“The process is by the seedlings being somewhat different from the parents, and thus evincing a deviation of typical mould, that may be, or may not be; propagated again. If it is, this soon assumes a permanence, becoming a permanent variety if the deviation is slight, such as mere color of flowers, size of stem, leaves, &c.; but becoming a New Species! if at last several deviations are permanently combined. A tendency to such deviations is sometimes met even in the various annual shoots of the perennial plants, or shrubs and trees, that are not always alike to those of the preceding years.” (16, New Flora and Botany of North America, 1836)

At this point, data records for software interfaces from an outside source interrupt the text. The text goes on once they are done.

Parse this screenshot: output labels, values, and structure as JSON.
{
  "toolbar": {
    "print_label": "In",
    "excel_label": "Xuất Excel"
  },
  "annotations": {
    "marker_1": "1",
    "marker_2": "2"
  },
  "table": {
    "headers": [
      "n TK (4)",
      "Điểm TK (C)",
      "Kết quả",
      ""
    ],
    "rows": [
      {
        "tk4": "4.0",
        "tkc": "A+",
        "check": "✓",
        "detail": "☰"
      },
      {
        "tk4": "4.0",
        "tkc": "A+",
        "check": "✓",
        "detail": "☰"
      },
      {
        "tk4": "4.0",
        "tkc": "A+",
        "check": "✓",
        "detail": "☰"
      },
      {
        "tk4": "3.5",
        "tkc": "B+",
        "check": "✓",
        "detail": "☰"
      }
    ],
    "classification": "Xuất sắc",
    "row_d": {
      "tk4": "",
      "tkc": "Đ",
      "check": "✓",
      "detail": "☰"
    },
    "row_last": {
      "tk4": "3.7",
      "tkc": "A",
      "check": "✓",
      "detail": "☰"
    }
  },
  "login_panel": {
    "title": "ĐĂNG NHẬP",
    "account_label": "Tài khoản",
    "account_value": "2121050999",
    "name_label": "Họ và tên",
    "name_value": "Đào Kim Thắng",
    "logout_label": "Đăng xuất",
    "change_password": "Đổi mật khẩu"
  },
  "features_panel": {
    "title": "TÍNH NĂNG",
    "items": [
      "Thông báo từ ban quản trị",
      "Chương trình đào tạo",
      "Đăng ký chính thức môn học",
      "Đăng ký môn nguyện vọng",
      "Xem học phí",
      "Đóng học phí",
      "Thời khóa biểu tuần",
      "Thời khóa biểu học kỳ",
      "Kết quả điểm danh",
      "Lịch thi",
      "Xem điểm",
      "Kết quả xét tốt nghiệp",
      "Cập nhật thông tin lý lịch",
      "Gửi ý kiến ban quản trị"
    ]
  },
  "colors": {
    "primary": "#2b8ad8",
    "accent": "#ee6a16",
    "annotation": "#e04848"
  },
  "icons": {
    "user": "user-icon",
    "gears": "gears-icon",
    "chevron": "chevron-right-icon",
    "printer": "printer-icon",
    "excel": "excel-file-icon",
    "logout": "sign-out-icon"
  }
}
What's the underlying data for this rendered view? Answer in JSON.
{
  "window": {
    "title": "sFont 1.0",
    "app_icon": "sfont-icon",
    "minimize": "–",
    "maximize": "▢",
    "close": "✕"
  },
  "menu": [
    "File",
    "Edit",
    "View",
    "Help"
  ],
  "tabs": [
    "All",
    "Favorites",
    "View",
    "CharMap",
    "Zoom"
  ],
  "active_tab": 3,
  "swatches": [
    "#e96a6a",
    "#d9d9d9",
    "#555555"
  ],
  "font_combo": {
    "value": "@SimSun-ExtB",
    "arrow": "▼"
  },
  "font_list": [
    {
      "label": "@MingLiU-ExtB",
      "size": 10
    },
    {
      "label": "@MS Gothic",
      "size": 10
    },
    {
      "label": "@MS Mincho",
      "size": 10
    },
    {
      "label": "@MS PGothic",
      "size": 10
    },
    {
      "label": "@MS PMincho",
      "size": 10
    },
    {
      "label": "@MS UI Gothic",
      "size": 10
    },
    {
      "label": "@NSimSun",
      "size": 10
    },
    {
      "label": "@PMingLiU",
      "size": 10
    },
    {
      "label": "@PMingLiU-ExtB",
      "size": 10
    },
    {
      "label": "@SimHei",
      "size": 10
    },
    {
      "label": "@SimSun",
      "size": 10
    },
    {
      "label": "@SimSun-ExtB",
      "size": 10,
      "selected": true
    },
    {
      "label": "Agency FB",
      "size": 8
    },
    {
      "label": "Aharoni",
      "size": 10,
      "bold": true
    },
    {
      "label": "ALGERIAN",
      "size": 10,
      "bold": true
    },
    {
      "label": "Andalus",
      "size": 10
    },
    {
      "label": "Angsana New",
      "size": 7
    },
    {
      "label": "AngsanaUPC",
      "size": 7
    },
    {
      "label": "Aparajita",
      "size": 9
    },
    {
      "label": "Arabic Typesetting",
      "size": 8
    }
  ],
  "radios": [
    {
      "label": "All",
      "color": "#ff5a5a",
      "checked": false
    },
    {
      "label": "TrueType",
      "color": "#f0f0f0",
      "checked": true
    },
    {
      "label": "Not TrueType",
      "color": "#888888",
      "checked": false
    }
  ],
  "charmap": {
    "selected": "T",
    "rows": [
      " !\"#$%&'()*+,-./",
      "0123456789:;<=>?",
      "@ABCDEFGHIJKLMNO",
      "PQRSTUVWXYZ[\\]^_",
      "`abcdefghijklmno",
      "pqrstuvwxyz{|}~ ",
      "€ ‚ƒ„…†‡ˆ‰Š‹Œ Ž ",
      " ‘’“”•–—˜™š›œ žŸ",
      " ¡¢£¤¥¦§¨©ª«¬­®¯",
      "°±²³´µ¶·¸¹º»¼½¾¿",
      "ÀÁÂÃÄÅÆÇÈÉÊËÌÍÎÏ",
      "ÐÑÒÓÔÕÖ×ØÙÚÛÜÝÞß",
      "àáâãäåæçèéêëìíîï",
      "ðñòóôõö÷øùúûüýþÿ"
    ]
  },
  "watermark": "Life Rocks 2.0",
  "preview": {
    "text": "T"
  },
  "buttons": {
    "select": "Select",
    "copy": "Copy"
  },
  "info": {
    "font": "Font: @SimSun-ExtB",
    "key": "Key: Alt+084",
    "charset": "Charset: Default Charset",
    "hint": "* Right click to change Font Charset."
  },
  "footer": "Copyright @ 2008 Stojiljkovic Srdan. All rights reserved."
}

What is clear in Rafinesque’s transmutationist writings is that he did not view all of life as descended from a single common ancestor. “All species may have been varieties once, except the original types or ancestors of the genus…”; a failing that was noted in Darwin’s Historical Sketch. Thus, in a manner reminiscent of the eminent plant hybridizer William Herbert, Rafinesque could envision the evolution of new species but could not imagine scaling this common process to all of life.

“We know not how many living forms existed at first, or were created on earth at the earliest period; but by the fossil relics of many, we ascertain that they were fewer and often different. Whatever was their original number and types; it is probable that these primitive individuals have produced all the actual various species, of which we have already ascertained nearly eighty thousand of animals, with a hundred and twenty thousand of plants. The proofs of this fact are found in the varieties and monstruosities, still proceeding under our eyes, or that have for ages past. Every species was once a variety, and every variety is the embryo of a new species.” (The World, 1836)

Also like Herbert, Rafinesque wrote a lengthy poem that included the topic of mutability in the natural world. In The World, or Instability (1836), his ideas on evolution in nature are placed in the context of his philosophical view of a Hericlitean world. This poem also strongly echoes Erasmus Darwin’s posthumously published Temple of Nature (1803).  Advocating for an eternal law of constant change which causes deviations in the form of living beings, including plants, he writes:

“…CHANGE extends also to vary forms,

…Not even two leaves or blooms

In vain you’ll seek to match upon a tree.

…This is the Law, the positive decree…” (14-15, Worlds, 1836).

Complicating Rafinesque’s supposedly simpler method of classification was the fact that he believed each new form should be given a new name. This propensity for “multiply[ing] names” upset many of his botanical contemporaries who, like Gray, disregarded much of Rafinesque’s work during his lifetime. Nevertheless, Rafinesque’s existing publications show him to have been a polyglot who published on a multitude of topics including botany, zoology, and linguistics. Despite being denied a position on the Lewis and Clark expedition of 1806, Rafinesque individually surveyed much of the southern and central North American flora. He was appointed a professorship at Transylvanian University in Kentucky in 1819, but left over disagreements with the administration.

Lorenz Oken

Lorenz Oken (1779-1851)

Coming soon.